(Items from an interface collection)
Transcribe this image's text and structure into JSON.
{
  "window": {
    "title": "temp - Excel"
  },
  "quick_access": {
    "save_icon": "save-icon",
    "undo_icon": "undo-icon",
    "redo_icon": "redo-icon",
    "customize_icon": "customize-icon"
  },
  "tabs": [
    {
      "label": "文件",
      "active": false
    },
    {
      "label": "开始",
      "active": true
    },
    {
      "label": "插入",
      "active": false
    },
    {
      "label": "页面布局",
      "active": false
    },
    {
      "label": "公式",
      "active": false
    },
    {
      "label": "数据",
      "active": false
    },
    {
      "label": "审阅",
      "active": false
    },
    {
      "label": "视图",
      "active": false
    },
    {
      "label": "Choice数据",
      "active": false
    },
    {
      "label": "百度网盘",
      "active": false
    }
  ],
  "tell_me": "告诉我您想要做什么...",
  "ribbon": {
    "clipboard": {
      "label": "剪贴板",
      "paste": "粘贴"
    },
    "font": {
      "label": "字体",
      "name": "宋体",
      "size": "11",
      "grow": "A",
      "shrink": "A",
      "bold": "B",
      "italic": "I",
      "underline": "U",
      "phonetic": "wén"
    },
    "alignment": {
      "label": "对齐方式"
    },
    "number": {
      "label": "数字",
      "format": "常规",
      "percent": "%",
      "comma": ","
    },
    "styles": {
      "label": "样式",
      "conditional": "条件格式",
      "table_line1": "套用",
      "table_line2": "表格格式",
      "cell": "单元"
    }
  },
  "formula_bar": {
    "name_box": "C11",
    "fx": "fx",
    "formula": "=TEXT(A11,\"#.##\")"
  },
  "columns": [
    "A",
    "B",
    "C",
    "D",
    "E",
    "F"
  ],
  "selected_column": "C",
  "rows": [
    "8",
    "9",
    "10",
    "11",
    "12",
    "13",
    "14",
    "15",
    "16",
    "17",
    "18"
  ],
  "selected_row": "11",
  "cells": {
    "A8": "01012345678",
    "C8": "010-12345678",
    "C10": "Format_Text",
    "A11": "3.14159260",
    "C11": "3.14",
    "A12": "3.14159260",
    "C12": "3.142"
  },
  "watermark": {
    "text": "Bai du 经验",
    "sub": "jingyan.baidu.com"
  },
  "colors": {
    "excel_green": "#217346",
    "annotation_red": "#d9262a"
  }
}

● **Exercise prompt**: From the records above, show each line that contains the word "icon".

● **Answer section**:
    "save_icon": "save-icon",
    "undo_icon": "undo-icon",
    "redo_icon": "redo-icon",
    "customize_icon": "customize-icon"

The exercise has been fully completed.